Hello world in robotics: blink a LED

Goal

In this tutorial we will dive into the a practical example that teaches how to make one of the robot LEDs blink (the hello world in robotics).

Material

In order to follow the tutorial you will need:

  • The robot Erle
  • An 8 GB microSD card (others can be used) with the Ubuntu Linux Distribution that we provide.
  • a (male) USB-to-miniUSB
  • A computer with a serial terminal installed (you can use PuTTy in Windows or minicom in Unix-based OSs)

Tutorial

Erle has four user LEDS, usr0 - usr3 accesible throught the sysfs interface at /sys/class/leds. This interface abstracts the LEDs as files which means that we can actually control how these LEDs behave writing in a file. Cool, isn't it?

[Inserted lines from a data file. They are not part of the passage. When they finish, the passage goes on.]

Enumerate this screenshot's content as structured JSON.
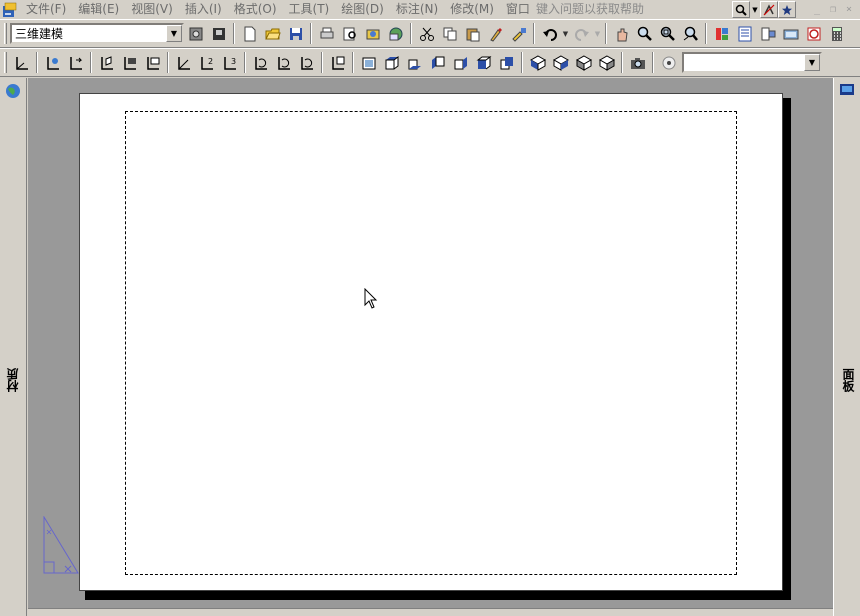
{
  "menubar": {
    "items": [
      {
        "label": "文件(F)"
      },
      {
        "label": "编辑(E)"
      },
      {
        "label": "视图(V)"
      },
      {
        "label": "插入(I)"
      },
      {
        "label": "格式(O)"
      },
      {
        "label": "工具(T)"
      },
      {
        "label": "绘图(D)"
      },
      {
        "label": "标注(N)"
      },
      {
        "label": "修改(M)"
      },
      {
        "label": "窗口"
      }
    ],
    "help_placeholder": "键入问题以获取帮助",
    "window_controls": [
      "_",
      "❐",
      "×"
    ]
  },
  "toolbar1": {
    "workspace": "三维建模",
    "buttons": [
      "workspace-settings",
      "save-workspace",
      "new",
      "open",
      "save",
      "plot",
      "plot-preview",
      "publish",
      "3d-dwf",
      "cut",
      "copy",
      "paste",
      "match-properties",
      "block-editor",
      "undo",
      "redo",
      "pan",
      "zoom-realtime",
      "zoom-window",
      "zoom-previous",
      "tool-palettes",
      "properties",
      "design-center",
      "sheet-set-manager",
      "markup-set-manager",
      "quickcalc"
    ]
  },
  "toolbar2": {
    "buttons": [
      "ucs",
      "world-ucs",
      "ucs-previous",
      "face-ucs",
      "object-ucs",
      "view-ucs",
      "origin-ucs",
      "z-axis-ucs",
      "3point-ucs",
      "x-ucs",
      "y-ucs",
      "z-ucs",
      "apply-ucs",
      "named-views",
      "top-view",
      "bottom-view",
      "left-view",
      "right-view",
      "front-view",
      "back-view",
      "sw-iso",
      "se-iso",
      "ne-iso",
      "nw-iso",
      "camera",
      "named-ucs"
    ],
    "layer_value": ""
  },
  "side_left": {
    "label": "材质"
  },
  "side_right": {
    "label": "面板"
  },
  "colors": {
    "canvas": "#999999",
    "paper": "#ffffff",
    "chrome": "#d4d0c8"
  }
}
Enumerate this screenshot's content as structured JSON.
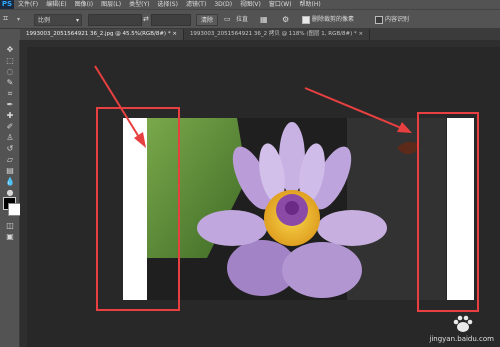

We will make blink one of the onboard USER Leds through simple bash shell commands.

leds

First, move yourself to the LEDs sysfs dir:

cd /sys/class/leds

If you check the content of this directory (ls) you should see something like this:


erlerobot:green:[email protected]
erlerobot:green:[email protected]
erlerobot:green:[email protected]
erlerobot:green:[email protected]

Each of this directories allows you to interface with its corresponding LED and has a set of files that allow you to perform different tasks. For example, let's play with the usr0:

cd erlerobot:green:[email protected]
ls

The content of listing (doing ls) this directory should be:

brightness  [email protected]  max_brightness  power/  [email protected]  trigger  uevent

As we said before, these files allow you to control the LEDs by writting on them but we can also check what they are doing right now by reading them. Simple blinking can be achieved by writting on the brightness file. To switch the LED usr0 on type:

echo 1 > brightness

and to switch it off type:

echo 0 > brightness

Put LED usr0 in heartbeat mode:

# write in here
# the solution (assumes that you're at the usr0 directory)
echo "heartbeat" > trigger
assert(x == 10);

results matching ""

    No results matching ""